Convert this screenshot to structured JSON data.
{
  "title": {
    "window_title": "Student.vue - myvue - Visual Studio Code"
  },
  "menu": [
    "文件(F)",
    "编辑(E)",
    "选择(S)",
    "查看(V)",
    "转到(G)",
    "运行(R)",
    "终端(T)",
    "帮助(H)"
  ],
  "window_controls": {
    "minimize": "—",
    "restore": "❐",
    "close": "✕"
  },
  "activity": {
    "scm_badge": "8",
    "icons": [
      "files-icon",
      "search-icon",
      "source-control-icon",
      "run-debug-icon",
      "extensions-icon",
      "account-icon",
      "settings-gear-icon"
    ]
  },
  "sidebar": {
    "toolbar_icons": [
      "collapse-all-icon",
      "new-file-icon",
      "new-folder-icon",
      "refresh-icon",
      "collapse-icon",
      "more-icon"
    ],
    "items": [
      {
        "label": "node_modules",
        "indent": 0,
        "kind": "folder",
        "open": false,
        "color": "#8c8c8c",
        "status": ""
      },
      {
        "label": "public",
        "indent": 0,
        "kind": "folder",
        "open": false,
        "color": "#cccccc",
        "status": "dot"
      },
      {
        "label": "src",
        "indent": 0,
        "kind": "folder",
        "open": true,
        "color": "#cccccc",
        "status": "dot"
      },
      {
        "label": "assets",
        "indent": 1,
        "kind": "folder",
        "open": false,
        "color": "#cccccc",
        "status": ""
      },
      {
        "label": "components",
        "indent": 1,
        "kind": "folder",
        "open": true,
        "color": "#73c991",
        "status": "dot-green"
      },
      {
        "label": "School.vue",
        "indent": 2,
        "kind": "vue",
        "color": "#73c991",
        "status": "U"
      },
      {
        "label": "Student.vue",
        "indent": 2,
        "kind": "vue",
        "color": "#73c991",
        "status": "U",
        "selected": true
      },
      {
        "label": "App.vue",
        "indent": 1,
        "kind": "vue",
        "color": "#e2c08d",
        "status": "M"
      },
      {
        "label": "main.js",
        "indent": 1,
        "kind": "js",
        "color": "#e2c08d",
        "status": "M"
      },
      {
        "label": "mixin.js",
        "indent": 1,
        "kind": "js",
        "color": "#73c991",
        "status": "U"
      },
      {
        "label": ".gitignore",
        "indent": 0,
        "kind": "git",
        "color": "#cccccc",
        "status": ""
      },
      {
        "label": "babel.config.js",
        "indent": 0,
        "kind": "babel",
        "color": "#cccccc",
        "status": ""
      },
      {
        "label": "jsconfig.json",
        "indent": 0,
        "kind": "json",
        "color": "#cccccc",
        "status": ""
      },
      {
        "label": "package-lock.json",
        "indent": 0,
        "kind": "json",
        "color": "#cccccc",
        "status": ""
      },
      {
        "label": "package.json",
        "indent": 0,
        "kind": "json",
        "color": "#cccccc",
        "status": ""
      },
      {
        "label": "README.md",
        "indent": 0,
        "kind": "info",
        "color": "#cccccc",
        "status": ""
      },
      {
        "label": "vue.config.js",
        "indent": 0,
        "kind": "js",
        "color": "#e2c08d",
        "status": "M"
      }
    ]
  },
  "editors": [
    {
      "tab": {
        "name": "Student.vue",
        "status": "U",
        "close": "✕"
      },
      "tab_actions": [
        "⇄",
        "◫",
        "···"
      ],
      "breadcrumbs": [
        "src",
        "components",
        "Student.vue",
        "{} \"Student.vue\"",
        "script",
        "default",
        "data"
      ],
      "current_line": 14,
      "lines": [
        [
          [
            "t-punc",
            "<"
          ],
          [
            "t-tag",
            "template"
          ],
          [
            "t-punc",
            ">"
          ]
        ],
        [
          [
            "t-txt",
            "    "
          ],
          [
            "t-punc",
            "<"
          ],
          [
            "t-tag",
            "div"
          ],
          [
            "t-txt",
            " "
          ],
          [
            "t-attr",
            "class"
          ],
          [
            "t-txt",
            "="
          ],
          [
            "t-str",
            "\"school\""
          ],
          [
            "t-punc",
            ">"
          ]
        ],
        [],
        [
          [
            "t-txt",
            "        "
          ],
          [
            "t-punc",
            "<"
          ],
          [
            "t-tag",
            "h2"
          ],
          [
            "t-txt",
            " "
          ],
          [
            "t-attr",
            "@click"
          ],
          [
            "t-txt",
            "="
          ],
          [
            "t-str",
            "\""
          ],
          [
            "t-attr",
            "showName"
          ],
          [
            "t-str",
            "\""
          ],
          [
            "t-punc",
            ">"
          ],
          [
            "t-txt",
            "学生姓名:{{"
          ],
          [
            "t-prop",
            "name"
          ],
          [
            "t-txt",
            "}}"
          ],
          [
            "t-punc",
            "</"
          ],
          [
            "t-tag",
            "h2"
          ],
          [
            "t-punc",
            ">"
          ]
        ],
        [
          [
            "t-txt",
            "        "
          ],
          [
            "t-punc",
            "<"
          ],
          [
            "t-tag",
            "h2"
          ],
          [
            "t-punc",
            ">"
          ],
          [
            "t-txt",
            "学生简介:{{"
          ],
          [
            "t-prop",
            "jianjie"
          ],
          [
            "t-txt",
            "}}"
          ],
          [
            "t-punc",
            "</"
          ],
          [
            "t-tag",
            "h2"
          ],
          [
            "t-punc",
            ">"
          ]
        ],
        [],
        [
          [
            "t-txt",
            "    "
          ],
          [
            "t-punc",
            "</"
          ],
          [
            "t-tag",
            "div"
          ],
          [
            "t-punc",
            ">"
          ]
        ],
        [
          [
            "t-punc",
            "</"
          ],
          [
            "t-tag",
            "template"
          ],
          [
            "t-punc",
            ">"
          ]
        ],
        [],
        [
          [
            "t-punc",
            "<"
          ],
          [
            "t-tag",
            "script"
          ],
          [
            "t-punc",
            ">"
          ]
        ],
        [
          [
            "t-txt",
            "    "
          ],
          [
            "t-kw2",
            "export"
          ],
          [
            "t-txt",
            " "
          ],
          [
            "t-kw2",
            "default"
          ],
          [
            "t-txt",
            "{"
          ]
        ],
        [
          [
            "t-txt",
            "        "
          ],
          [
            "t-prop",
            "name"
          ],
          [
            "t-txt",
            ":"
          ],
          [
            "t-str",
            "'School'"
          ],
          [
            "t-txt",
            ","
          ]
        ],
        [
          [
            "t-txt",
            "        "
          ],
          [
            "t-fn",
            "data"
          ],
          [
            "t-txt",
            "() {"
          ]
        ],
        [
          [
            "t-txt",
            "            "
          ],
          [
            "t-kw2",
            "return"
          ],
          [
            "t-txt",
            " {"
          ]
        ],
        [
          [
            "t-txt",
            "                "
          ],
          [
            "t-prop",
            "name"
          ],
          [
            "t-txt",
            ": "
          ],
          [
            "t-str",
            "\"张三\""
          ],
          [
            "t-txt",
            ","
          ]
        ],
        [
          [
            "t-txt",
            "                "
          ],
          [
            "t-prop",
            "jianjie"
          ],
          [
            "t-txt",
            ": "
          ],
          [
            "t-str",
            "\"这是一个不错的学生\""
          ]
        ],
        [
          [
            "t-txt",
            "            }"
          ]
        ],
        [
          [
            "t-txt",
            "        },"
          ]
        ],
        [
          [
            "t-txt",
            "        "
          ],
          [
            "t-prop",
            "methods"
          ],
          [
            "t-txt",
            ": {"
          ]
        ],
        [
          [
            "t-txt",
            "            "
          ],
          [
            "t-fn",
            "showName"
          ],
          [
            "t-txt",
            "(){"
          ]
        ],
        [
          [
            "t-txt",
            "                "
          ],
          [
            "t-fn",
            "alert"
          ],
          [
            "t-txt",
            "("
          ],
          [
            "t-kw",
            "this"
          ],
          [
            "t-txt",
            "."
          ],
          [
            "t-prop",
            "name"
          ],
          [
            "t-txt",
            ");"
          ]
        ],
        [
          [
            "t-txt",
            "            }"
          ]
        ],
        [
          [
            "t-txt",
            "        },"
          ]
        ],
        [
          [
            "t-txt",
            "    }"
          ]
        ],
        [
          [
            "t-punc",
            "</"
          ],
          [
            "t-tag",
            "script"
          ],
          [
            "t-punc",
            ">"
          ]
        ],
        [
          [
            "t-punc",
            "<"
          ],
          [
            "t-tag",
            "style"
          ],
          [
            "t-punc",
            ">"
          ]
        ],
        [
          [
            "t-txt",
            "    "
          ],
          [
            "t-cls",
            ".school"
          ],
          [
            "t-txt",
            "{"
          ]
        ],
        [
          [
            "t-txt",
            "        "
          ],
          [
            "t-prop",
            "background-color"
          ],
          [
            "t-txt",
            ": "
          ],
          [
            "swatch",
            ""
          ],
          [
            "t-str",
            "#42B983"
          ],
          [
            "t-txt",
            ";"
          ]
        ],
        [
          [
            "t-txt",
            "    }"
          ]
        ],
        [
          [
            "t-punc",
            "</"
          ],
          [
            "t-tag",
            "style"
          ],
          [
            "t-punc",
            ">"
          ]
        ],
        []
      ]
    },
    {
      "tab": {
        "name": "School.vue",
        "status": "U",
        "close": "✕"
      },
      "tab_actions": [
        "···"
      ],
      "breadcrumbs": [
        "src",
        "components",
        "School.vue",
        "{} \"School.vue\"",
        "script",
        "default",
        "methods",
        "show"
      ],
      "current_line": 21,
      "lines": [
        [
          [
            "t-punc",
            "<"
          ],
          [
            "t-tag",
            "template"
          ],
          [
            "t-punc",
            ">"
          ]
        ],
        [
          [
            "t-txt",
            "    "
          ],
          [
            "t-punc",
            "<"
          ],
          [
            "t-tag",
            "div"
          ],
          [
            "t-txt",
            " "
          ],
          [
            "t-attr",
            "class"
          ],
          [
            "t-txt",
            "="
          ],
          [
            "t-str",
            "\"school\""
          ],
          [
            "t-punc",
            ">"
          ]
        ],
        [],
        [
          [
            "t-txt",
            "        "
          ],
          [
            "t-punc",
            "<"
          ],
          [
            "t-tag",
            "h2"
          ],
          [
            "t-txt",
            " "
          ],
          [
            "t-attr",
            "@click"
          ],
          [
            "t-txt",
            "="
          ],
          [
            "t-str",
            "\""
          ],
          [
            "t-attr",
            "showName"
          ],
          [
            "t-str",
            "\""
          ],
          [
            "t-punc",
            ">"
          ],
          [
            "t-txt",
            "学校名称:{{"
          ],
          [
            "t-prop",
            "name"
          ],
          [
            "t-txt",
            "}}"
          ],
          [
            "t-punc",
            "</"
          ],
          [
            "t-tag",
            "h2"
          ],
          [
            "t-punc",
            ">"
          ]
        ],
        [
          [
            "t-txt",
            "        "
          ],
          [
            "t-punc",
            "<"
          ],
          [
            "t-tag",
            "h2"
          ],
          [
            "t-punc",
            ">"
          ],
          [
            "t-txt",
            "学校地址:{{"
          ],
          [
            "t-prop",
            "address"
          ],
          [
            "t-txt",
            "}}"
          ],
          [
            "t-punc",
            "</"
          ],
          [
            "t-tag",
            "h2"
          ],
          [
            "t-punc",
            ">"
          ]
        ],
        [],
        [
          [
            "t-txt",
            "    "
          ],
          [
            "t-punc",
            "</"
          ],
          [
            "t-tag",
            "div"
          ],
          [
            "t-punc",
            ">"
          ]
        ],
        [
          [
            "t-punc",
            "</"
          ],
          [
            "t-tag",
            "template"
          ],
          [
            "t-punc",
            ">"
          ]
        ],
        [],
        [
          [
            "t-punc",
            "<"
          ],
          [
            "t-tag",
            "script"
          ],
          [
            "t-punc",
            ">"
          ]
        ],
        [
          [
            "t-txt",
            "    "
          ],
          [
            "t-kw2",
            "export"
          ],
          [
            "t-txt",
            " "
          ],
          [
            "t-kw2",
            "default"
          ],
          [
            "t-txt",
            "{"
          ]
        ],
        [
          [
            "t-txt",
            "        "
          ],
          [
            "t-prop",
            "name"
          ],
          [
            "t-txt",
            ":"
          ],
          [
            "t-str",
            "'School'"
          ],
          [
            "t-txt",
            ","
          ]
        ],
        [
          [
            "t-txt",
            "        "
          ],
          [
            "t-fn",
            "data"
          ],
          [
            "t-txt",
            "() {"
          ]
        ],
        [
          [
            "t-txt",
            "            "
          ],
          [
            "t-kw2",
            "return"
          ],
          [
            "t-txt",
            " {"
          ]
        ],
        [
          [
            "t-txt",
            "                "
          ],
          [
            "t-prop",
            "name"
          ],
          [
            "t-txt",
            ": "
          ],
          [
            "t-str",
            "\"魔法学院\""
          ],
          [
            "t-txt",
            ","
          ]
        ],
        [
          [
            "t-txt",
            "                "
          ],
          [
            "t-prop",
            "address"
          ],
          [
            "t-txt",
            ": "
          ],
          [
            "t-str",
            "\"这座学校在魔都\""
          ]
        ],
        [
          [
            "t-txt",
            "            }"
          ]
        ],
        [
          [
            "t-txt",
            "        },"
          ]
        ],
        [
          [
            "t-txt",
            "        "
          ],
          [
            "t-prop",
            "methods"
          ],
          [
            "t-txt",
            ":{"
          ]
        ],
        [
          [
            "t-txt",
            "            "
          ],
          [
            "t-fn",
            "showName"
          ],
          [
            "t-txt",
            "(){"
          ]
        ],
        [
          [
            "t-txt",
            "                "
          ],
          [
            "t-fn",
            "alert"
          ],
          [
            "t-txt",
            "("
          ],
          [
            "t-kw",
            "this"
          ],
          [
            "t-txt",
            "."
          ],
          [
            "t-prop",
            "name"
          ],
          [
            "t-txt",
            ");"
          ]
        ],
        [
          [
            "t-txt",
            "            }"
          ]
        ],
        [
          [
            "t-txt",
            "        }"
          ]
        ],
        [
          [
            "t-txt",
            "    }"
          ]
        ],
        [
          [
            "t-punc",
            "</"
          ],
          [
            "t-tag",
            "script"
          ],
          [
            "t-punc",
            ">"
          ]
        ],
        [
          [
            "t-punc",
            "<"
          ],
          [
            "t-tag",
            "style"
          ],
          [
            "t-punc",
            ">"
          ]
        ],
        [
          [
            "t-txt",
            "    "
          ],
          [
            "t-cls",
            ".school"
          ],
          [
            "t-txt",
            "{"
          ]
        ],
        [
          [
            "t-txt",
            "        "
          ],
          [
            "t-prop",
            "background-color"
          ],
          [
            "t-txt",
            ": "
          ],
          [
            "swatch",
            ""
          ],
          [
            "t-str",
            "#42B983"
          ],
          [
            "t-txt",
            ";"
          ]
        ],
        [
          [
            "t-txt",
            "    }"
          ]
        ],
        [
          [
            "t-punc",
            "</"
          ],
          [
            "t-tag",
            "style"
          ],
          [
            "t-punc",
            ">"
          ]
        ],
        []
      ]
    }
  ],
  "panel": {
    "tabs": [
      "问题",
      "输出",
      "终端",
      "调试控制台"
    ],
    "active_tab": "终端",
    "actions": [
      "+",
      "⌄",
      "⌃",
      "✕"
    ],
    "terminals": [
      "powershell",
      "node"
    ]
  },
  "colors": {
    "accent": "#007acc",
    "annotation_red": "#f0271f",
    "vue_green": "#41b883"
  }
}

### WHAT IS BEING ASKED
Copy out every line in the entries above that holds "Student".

### SOLUTION TO THE EXERCISE
    "window_title": "Student.vue - myvue - Visual Studio Code"
        "label": "Student.vue",
        "name": "Student.vue",
        "Student.vue",
        "{} \"Student.vue\"",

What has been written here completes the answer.